> **PROBLEM DETAILS**:
Below are some records; state how many of their lines contain the word "consultas", and add nothing.

> **INPUT DATA**:
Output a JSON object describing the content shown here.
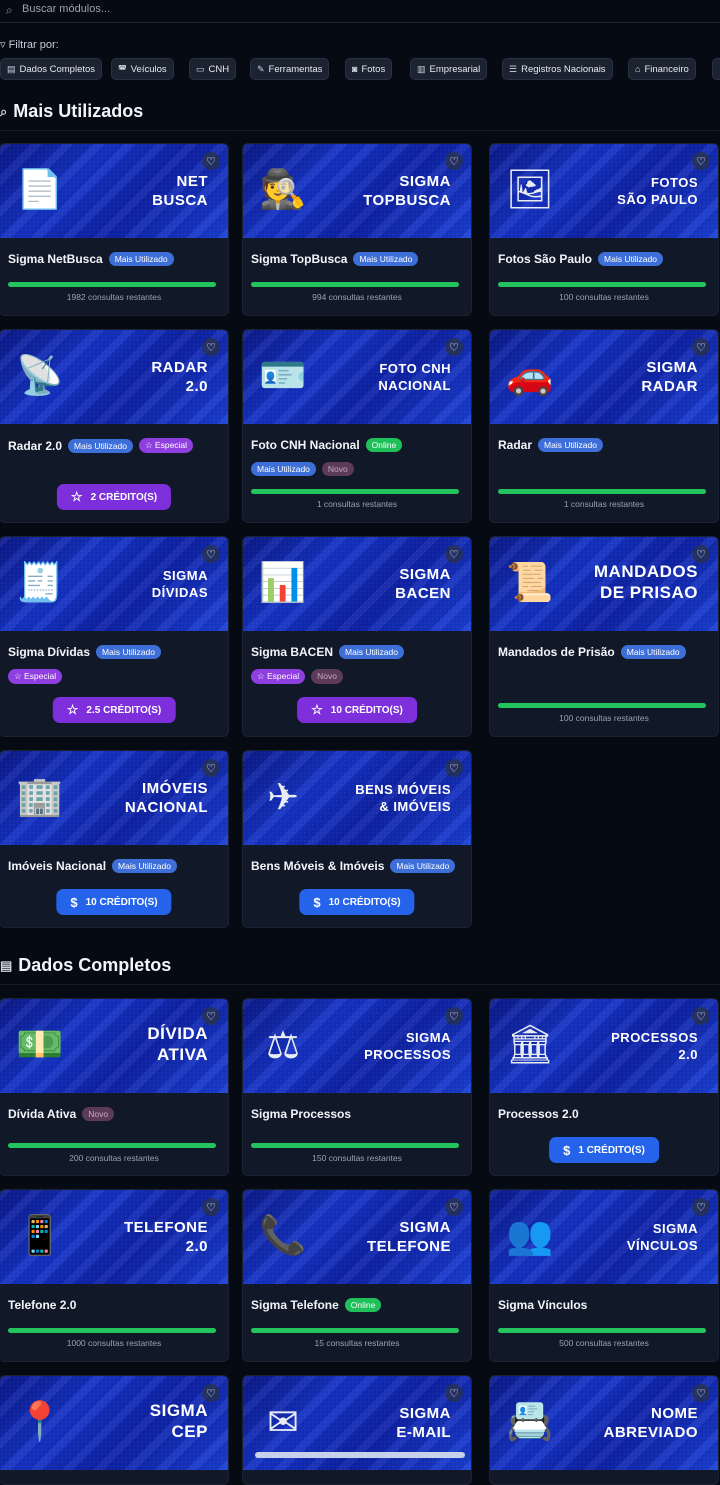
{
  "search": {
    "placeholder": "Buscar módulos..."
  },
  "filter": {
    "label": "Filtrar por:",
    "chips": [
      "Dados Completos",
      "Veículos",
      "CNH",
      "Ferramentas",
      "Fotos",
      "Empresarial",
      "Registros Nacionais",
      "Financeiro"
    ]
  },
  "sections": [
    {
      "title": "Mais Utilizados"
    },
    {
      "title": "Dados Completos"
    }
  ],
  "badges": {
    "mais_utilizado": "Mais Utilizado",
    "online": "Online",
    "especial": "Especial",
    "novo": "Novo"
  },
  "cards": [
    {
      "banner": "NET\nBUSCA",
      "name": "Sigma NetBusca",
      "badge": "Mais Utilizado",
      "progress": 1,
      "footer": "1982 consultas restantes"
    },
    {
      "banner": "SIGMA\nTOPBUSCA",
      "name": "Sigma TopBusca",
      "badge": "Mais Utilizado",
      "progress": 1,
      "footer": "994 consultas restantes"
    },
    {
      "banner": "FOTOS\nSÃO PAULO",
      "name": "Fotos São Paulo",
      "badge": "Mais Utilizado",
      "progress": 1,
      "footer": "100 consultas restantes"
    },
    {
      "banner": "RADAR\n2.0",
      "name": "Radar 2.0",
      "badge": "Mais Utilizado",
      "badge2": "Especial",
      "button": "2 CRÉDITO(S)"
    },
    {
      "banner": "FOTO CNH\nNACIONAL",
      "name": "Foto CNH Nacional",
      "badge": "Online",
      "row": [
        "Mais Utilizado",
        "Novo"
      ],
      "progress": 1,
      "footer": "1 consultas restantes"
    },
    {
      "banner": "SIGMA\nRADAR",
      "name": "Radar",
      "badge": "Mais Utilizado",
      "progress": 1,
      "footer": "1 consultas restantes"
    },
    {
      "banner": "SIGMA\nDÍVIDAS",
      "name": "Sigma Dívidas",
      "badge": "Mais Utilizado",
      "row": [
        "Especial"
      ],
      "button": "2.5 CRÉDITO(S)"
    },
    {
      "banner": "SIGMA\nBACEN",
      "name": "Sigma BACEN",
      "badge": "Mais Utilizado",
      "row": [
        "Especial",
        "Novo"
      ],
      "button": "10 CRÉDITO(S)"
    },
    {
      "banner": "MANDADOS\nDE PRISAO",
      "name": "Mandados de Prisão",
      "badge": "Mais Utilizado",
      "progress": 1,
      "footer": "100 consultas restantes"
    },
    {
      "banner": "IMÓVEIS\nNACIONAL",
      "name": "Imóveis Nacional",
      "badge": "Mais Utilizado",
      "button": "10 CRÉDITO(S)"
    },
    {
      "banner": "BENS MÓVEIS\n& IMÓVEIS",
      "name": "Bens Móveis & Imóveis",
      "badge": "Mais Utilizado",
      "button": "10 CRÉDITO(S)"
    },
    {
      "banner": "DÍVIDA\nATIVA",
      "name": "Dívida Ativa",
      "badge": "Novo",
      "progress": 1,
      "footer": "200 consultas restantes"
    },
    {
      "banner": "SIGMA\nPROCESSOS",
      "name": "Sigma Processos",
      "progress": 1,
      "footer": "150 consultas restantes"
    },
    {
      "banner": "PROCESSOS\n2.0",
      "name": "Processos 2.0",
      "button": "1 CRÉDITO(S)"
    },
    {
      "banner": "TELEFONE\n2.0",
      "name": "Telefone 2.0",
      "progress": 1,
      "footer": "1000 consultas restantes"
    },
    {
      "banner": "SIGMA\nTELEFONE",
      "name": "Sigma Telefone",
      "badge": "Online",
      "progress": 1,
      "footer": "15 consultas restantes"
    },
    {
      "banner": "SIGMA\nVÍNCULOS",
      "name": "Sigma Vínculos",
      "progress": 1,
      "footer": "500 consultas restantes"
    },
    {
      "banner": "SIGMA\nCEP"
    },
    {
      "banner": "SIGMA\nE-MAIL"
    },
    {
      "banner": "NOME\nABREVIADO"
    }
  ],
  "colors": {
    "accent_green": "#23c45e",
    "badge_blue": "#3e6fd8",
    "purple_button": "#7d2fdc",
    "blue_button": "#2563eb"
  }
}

> **EXERCISE OUTPUT**:
11